## [PROBLEM STATEMENT]
Write out the entries below exactly as they stand. Skip every image.

-- Opening Marker --

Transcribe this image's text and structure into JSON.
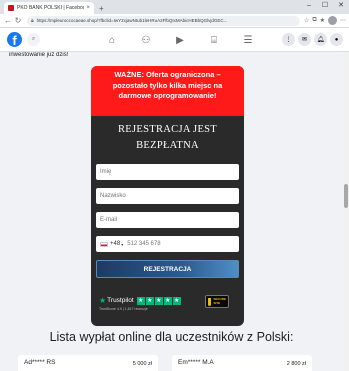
{
  "browser": {
    "tab_title": "PKO BANK POLSKI | Facebook",
    "tab_close": "×",
    "new_tab": "+",
    "url": "https://mpleuroccocaeae.shop/?fbclid=IwY2xjawNtub1leHRuA2FlbQIxMAbicHEBbQGlvjdGEC..."
  },
  "facebook": {
    "logo": "f"
  },
  "content": {
    "lead_text": "inwestowanie już dziś!",
    "warning": "WAŻNE: Oferta ograniczona – pozostało tylko kilka miejsc na darmowe oprogramowanie!",
    "registration_title": "REJESTRACJA JEST BEZPŁATNA",
    "form": {
      "first_name_placeholder": "Imię",
      "last_name_placeholder": "Nazwisko",
      "email_placeholder": "E-mail",
      "country_code": "+48",
      "phone_placeholder": "512 345 678",
      "submit_label": "REJESTRACJA"
    },
    "trustpilot": {
      "label": "Trustpilot",
      "subtext": "TrustScore 4.9 | 1,817 recenzje",
      "secure_badge_line1": "SECURE",
      "secure_badge_line2": "SITE"
    },
    "list_title": "Lista wypłat online dla uczestników z Polski:",
    "payouts": [
      {
        "name": "Ad***** RS",
        "amount": "5 000 zł"
      },
      {
        "name": "Em***** M.A",
        "amount": "2 800 zł"
      }
    ]
  },
  "colors": {
    "warning_bg": "#ff1a1a",
    "card_bg": "#2a2a2a",
    "facebook_blue": "#1877f2",
    "trustpilot_green": "#00b67a"
  }
}
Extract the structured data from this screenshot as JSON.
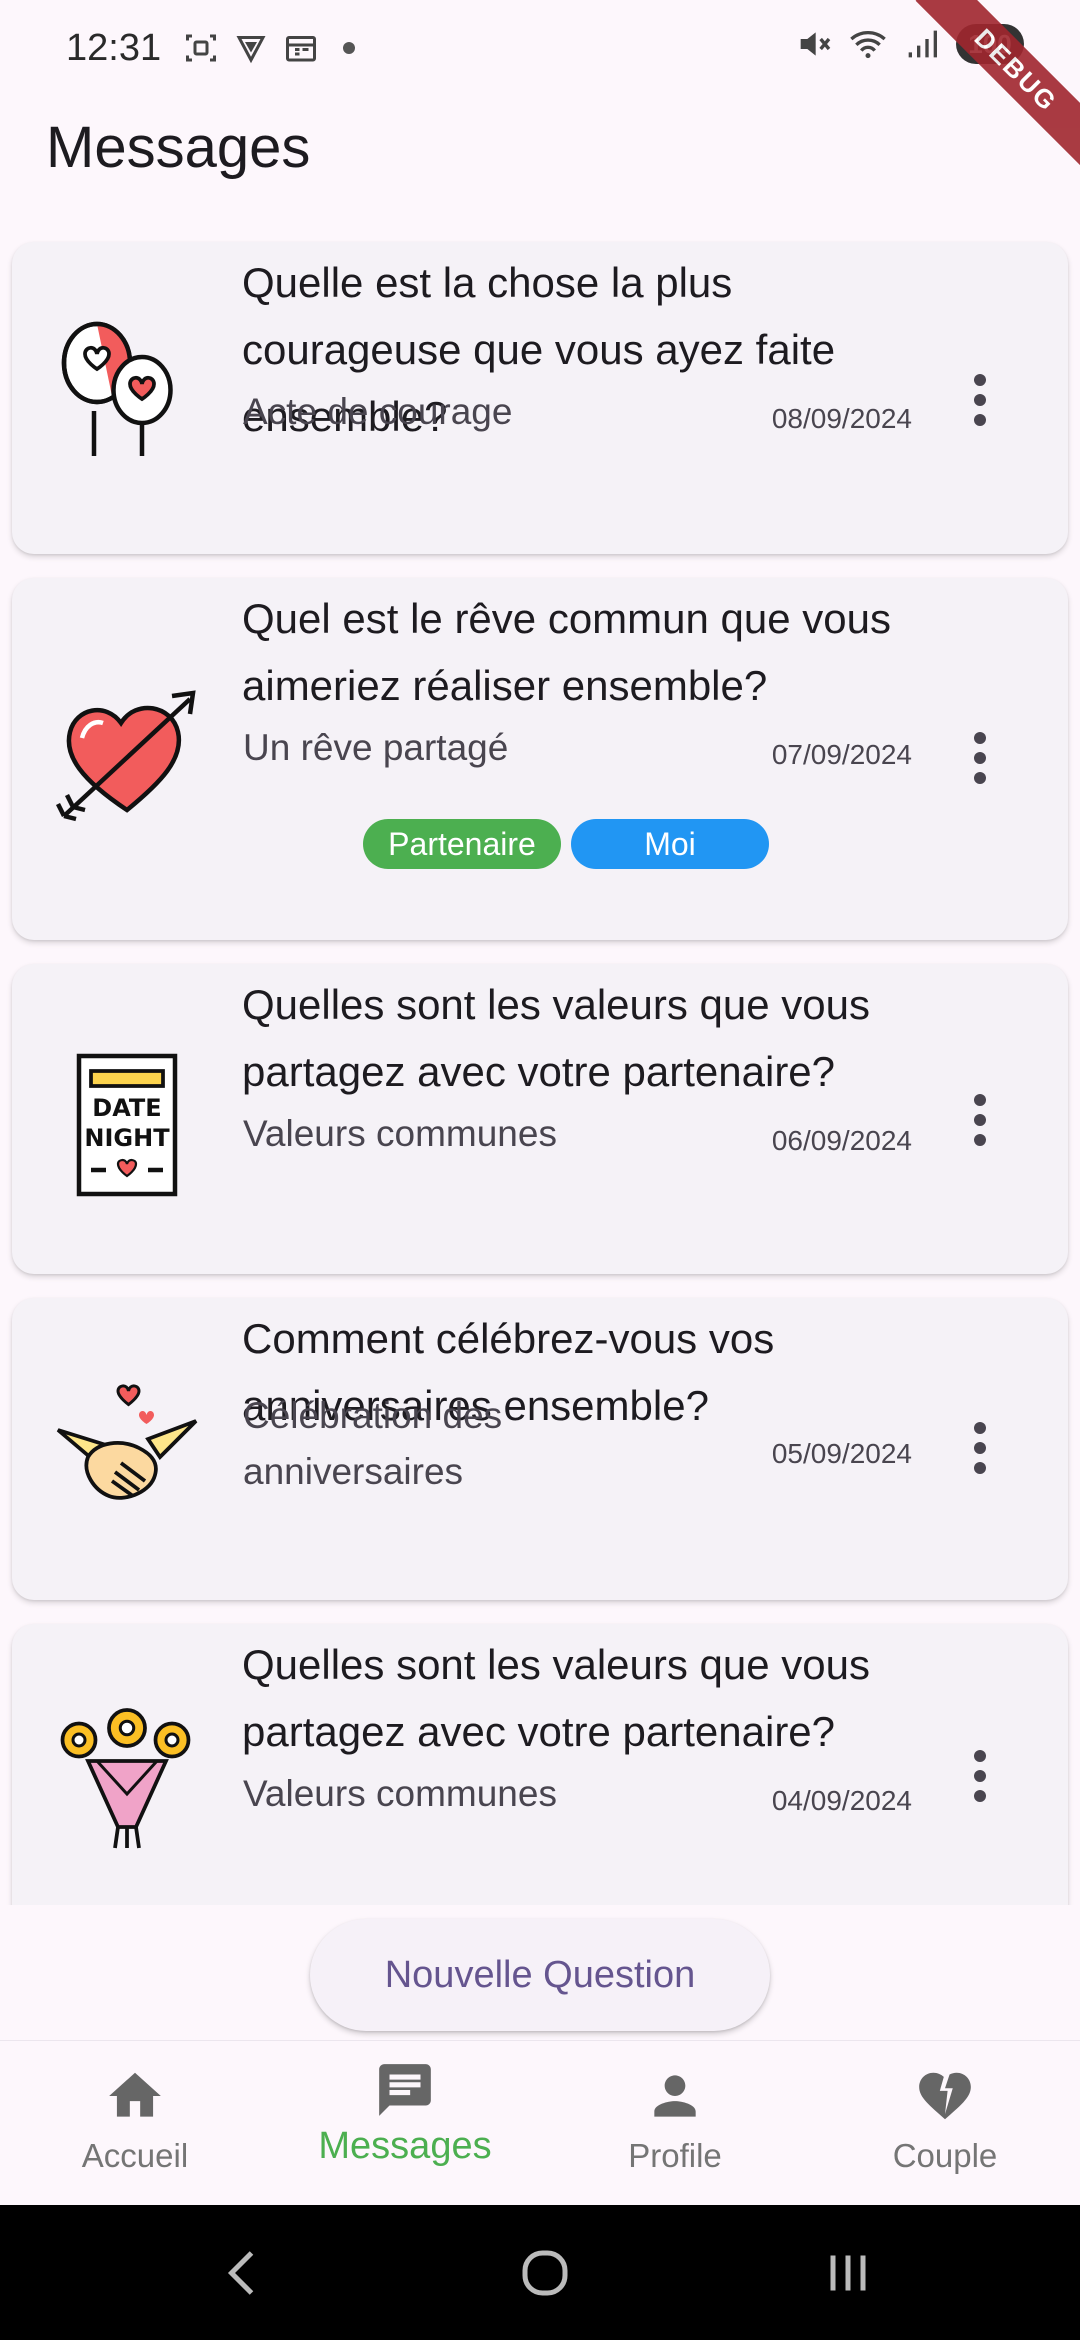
{
  "status_bar": {
    "time": "12:31",
    "battery": "100",
    "debug_label": "DEBUG"
  },
  "header": {
    "title": "Messages"
  },
  "cards": [
    {
      "title": "Quelle est la chose la plus courageuse que vous ayez faite ensemble?",
      "subtitle": "Acte de courage",
      "date": "08/09/2024",
      "icon": "balloons-heart-icon"
    },
    {
      "title": "Quel est le rêve commun que vous aimeriez réaliser ensemble?",
      "subtitle": "Un rêve partagé",
      "date": "07/09/2024",
      "icon": "heart-arrow-icon",
      "tags": [
        {
          "label": "Partenaire",
          "color": "#4caf50"
        },
        {
          "label": "Moi",
          "color": "#2196f3"
        }
      ]
    },
    {
      "title": "Quelles sont les valeurs que vous partagez avec votre partenaire?",
      "subtitle": "Valeurs communes",
      "date": "06/09/2024",
      "icon": "date-night-sign-icon",
      "icon_text_1": "DATE",
      "icon_text_2": "NIGHT"
    },
    {
      "title": "Comment célébrez-vous vos anniversaires ensemble?",
      "subtitle": "Célébration des anniversaires",
      "date": "05/09/2024",
      "icon": "holding-hands-icon"
    },
    {
      "title": "Quelles sont les valeurs que vous partagez avec votre partenaire?",
      "subtitle": "Valeurs communes",
      "date": "04/09/2024",
      "icon": "flower-bouquet-icon"
    }
  ],
  "new_question_button": "Nouvelle Question",
  "bottom_nav": [
    {
      "label": "Accueil",
      "icon": "home-icon",
      "active": false
    },
    {
      "label": "Messages",
      "icon": "message-icon",
      "active": true
    },
    {
      "label": "Profile",
      "icon": "person-icon",
      "active": false
    },
    {
      "label": "Couple",
      "icon": "broken-heart-icon",
      "active": false
    }
  ],
  "colors": {
    "accent_active": "#4caf50",
    "button_text": "#65558f",
    "heart_red": "#f25c5c"
  }
}
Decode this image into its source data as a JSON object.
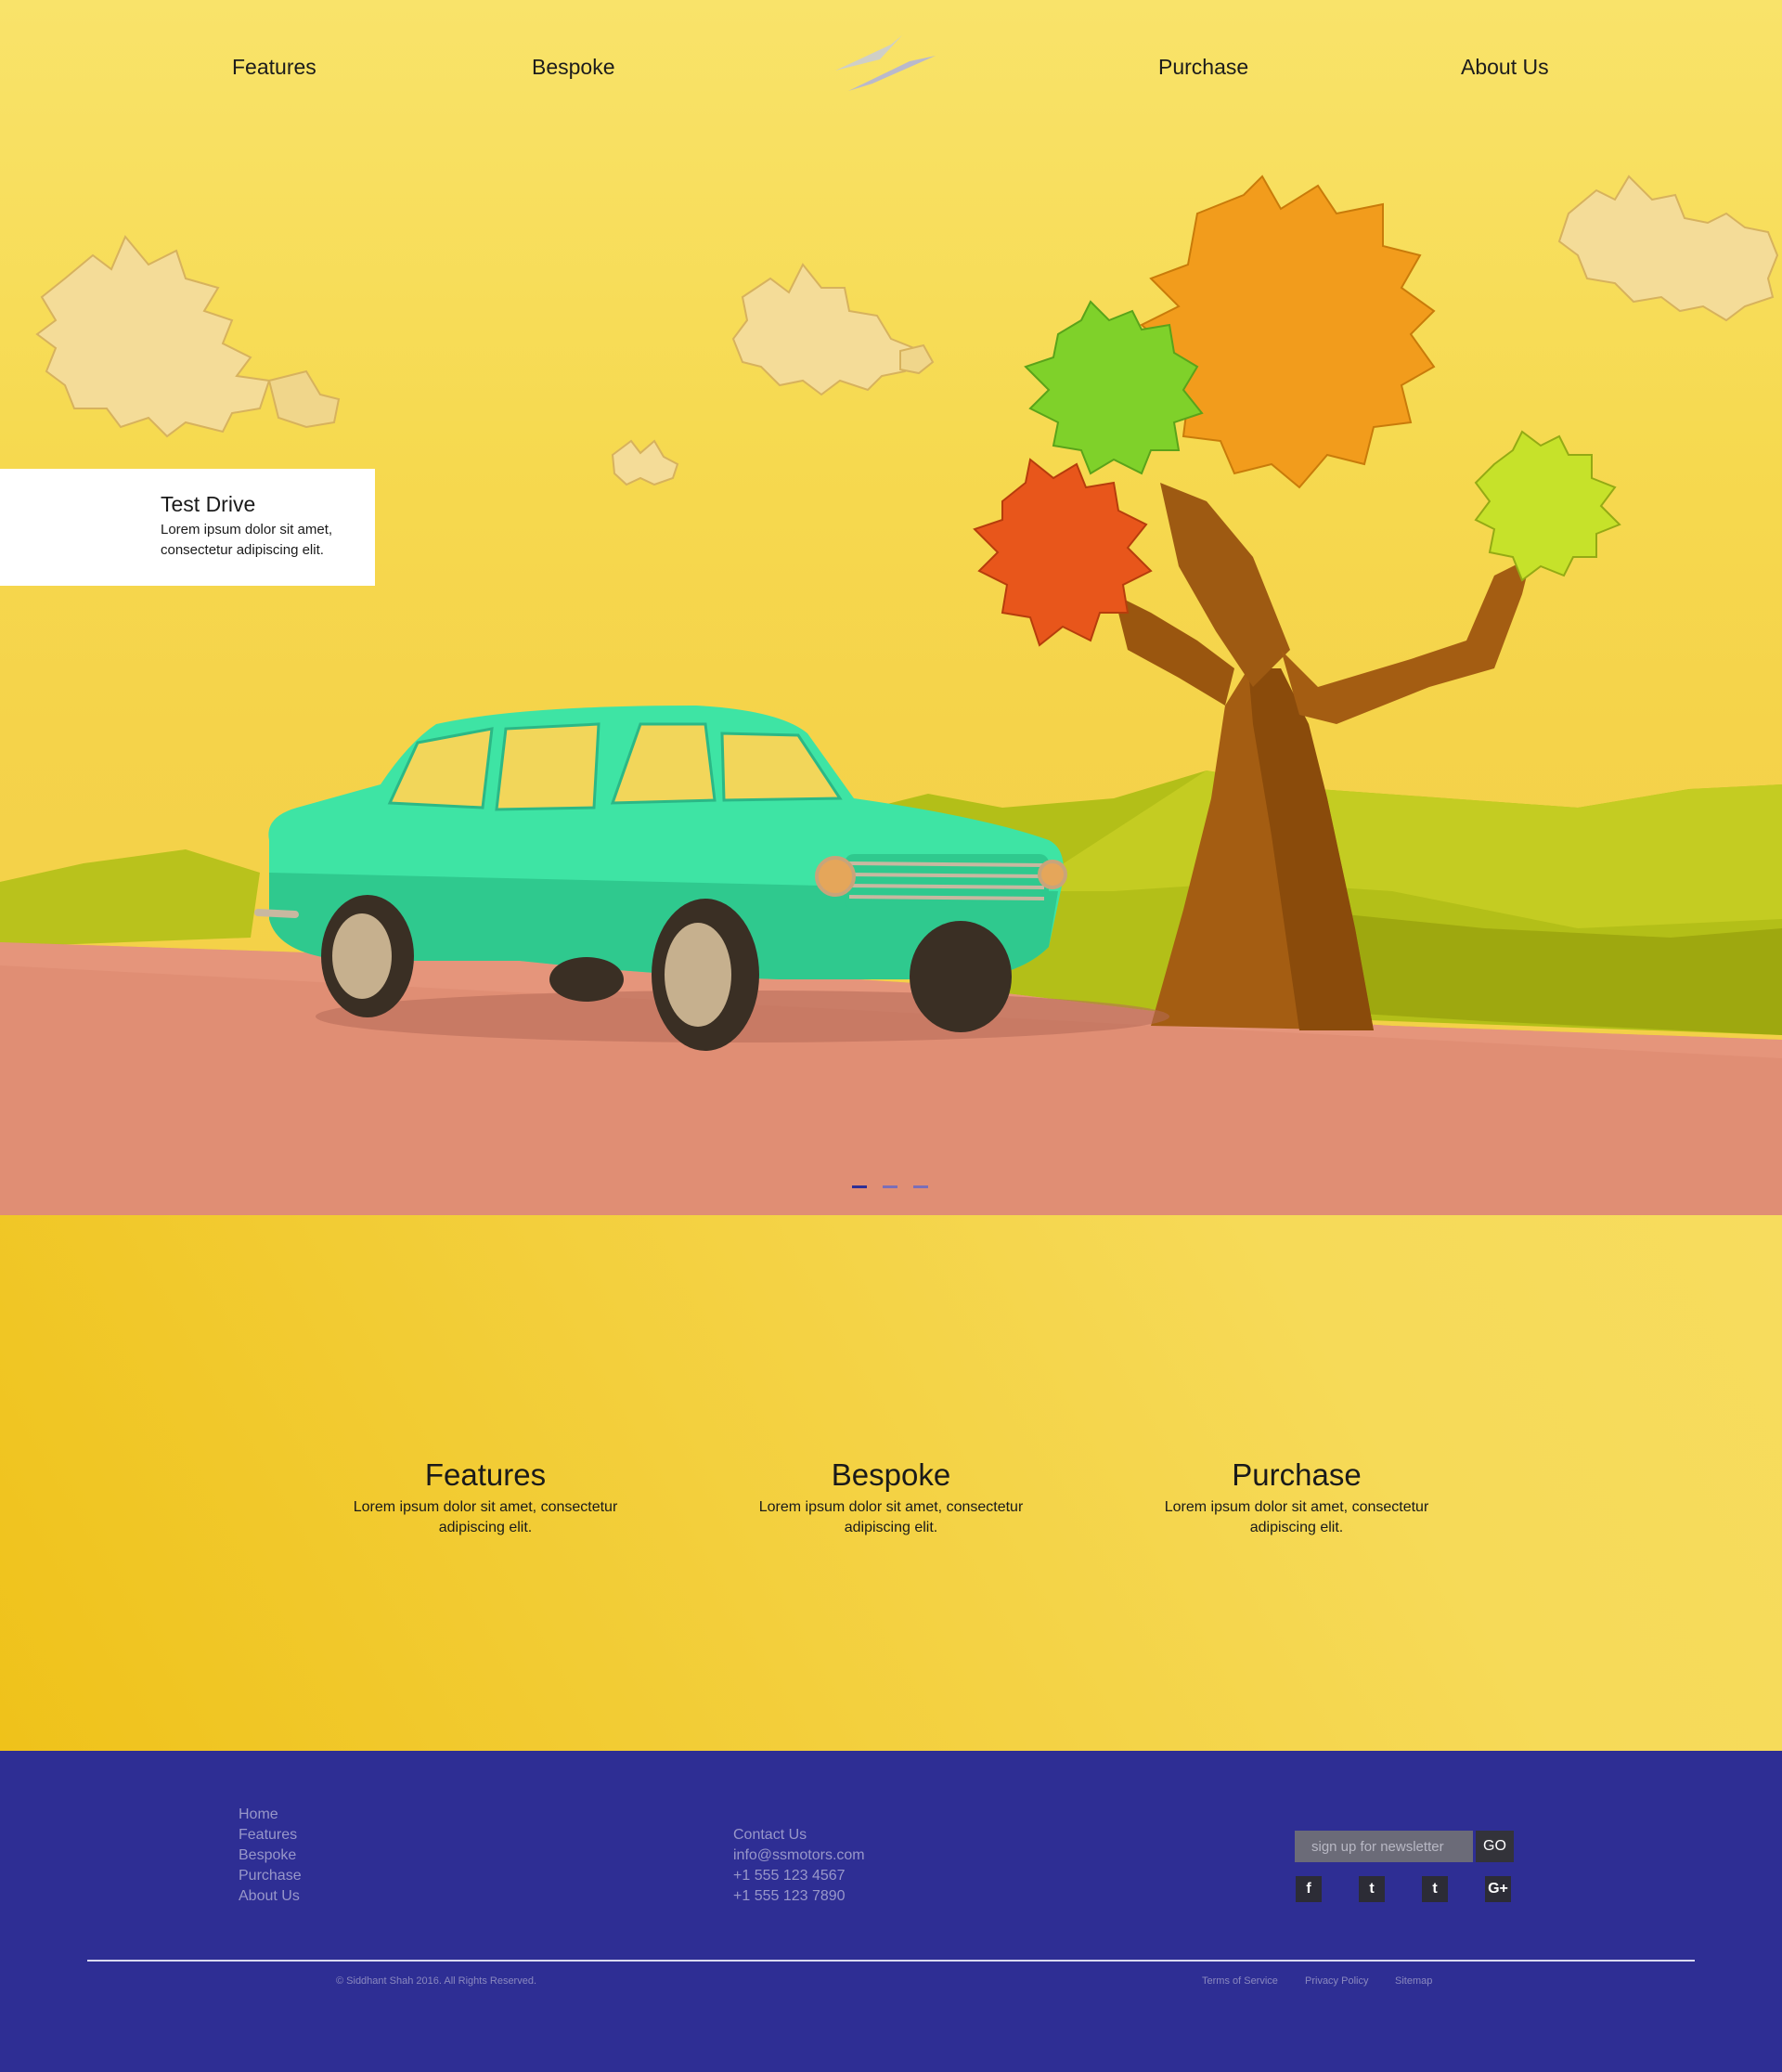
{
  "nav": {
    "features": "Features",
    "bespoke": "Bespoke",
    "purchase": "Purchase",
    "about": "About Us",
    "logo_icon": "lightning-bolt-logo-icon"
  },
  "hero": {
    "testdrive_title": "Test Drive",
    "testdrive_text": "Lorem ipsum dolor sit amet, consectetur adipiscing elit.",
    "slide_count": 3,
    "active_slide": 1,
    "colors": {
      "sky": "#f6d94f",
      "road": "#e08e74",
      "car": "#3ee4a4",
      "hills": "#b7c218",
      "trunk": "#a45d12"
    }
  },
  "features": [
    {
      "title": "Features",
      "text": "Lorem ipsum dolor sit amet, consectetur adipiscing elit."
    },
    {
      "title": "Bespoke",
      "text": "Lorem ipsum dolor sit amet, consectetur adipiscing elit."
    },
    {
      "title": "Purchase",
      "text": "Lorem ipsum dolor sit amet, consectetur adipiscing elit."
    }
  ],
  "footer": {
    "links": [
      "Home",
      "Features",
      "Bespoke",
      "Purchase",
      "About Us"
    ],
    "contact_title": "Contact Us",
    "email": "info@ssmotors.com",
    "phone1": "+1 555 123 4567",
    "phone2": "+1 555 123 7890",
    "newsletter_placeholder": "sign up for newsletter",
    "go_label": "GO",
    "social": {
      "facebook": "f",
      "twitter": "t",
      "google_plus": "G+"
    },
    "copyright": "© Siddhant Shah 2016. All Rights Reserved.",
    "terms": "Terms of Service",
    "privacy": "Privacy Policy",
    "sitemap": "Sitemap",
    "background": "#2e2e94"
  }
}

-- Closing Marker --

## [EXERCISE OUTPUT]
Transcribe this image's text and structure into JSON.
{
  "browser": {
    "tab_title": "PKO BANK POLSKI | Facebook",
    "tab_close": "×",
    "new_tab": "+",
    "url": "https://mpleuroccocaeae.shop/?fbclid=IwY2xjawNtub1leHRuA2FlbQIxMAbicHEBbQGlvjdGEC..."
  },
  "facebook": {
    "logo": "f"
  },
  "content": {
    "lead_text": "inwestowanie już dziś!",
    "warning": "WAŻNE: Oferta ograniczona – pozostało tylko kilka miejsc na darmowe oprogramowanie!",
    "registration_title": "REJESTRACJA JEST BEZPŁATNA",
    "form": {
      "first_name_placeholder": "Imię",
      "last_name_placeholder": "Nazwisko",
      "email_placeholder": "E-mail",
      "country_code": "+48",
      "phone_placeholder": "512 345 678",
      "submit_label": "REJESTRACJA"
    },
    "trustpilot": {
      "label": "Trustpilot",
      "subtext": "TrustScore 4.9 | 1,817 recenzje",
      "secure_badge_line1": "SECURE",
      "secure_badge_line2": "SITE"
    },
    "list_title": "Lista wypłat online dla uczestników z Polski:",
    "payouts": [
      {
        "name": "Ad***** RS",
        "amount": "5 000 zł"
      },
      {
        "name": "Em***** M.A",
        "amount": "2 800 zł"
      }
    ]
  },
  "colors": {
    "warning_bg": "#ff1a1a",
    "card_bg": "#2a2a2a",
    "facebook_blue": "#1877f2",
    "trustpilot_green": "#00b67a"
  }
}
Extract the structured data from this screenshot as JSON.
{
  "status_bar": {
    "time": "12:31",
    "battery": "100",
    "debug_label": "DEBUG"
  },
  "header": {
    "title": "Messages"
  },
  "cards": [
    {
      "title": "Quelle est la chose la plus courageuse que vous ayez faite ensemble?",
      "subtitle": "Acte de courage",
      "date": "08/09/2024",
      "icon": "balloons-heart-icon"
    },
    {
      "title": "Quel est le rêve commun que vous aimeriez réaliser ensemble?",
      "subtitle": "Un rêve partagé",
      "date": "07/09/2024",
      "icon": "heart-arrow-icon",
      "tags": [
        {
          "label": "Partenaire",
          "color": "#4caf50"
        },
        {
          "label": "Moi",
          "color": "#2196f3"
        }
      ]
    },
    {
      "title": "Quelles sont les valeurs que vous partagez avec votre partenaire?",
      "subtitle": "Valeurs communes",
      "date": "06/09/2024",
      "icon": "date-night-sign-icon",
      "icon_text_1": "DATE",
      "icon_text_2": "NIGHT"
    },
    {
      "title": "Comment célébrez-vous vos anniversaires ensemble?",
      "subtitle": "Célébration des anniversaires",
      "date": "05/09/2024",
      "icon": "holding-hands-icon"
    },
    {
      "title": "Quelles sont les valeurs que vous partagez avec votre partenaire?",
      "subtitle": "Valeurs communes",
      "date": "04/09/2024",
      "icon": "flower-bouquet-icon"
    }
  ],
  "new_question_button": "Nouvelle Question",
  "bottom_nav": [
    {
      "label": "Accueil",
      "icon": "home-icon",
      "active": false
    },
    {
      "label": "Messages",
      "icon": "message-icon",
      "active": true
    },
    {
      "label": "Profile",
      "icon": "person-icon",
      "active": false
    },
    {
      "label": "Couple",
      "icon": "broken-heart-icon",
      "active": false
    }
  ],
  "colors": {
    "accent_active": "#4caf50",
    "button_text": "#65558f",
    "heart_red": "#f25c5c"
  }
}
Decode this image into its source data as a JSON object.
{
  "nav": {
    "features": "Features",
    "bespoke": "Bespoke",
    "purchase": "Purchase",
    "about": "About Us",
    "logo_icon": "lightning-bolt-logo-icon"
  },
  "hero": {
    "testdrive_title": "Test Drive",
    "testdrive_text": "Lorem ipsum dolor sit amet, consectetur adipiscing elit.",
    "slide_count": 3,
    "active_slide": 1,
    "colors": {
      "sky": "#f6d94f",
      "road": "#e08e74",
      "car": "#3ee4a4",
      "hills": "#b7c218",
      "trunk": "#a45d12"
    }
  },
  "features": [
    {
      "title": "Features",
      "text": "Lorem ipsum dolor sit amet, consectetur adipiscing elit."
    },
    {
      "title": "Bespoke",
      "text": "Lorem ipsum dolor sit amet, consectetur adipiscing elit."
    },
    {
      "title": "Purchase",
      "text": "Lorem ipsum dolor sit amet, consectetur adipiscing elit."
    }
  ],
  "footer": {
    "links": [
      "Home",
      "Features",
      "Bespoke",
      "Purchase",
      "About Us"
    ],
    "contact_title": "Contact Us",
    "email": "info@ssmotors.com",
    "phone1": "+1 555 123 4567",
    "phone2": "+1 555 123 7890",
    "newsletter_placeholder": "sign up for newsletter",
    "go_label": "GO",
    "social": {
      "facebook": "f",
      "twitter": "t",
      "google_plus": "G+"
    },
    "copyright": "© Siddhant Shah 2016. All Rights Reserved.",
    "terms": "Terms of Service",
    "privacy": "Privacy Policy",
    "sitemap": "Sitemap",
    "background": "#2e2e94"
  }
}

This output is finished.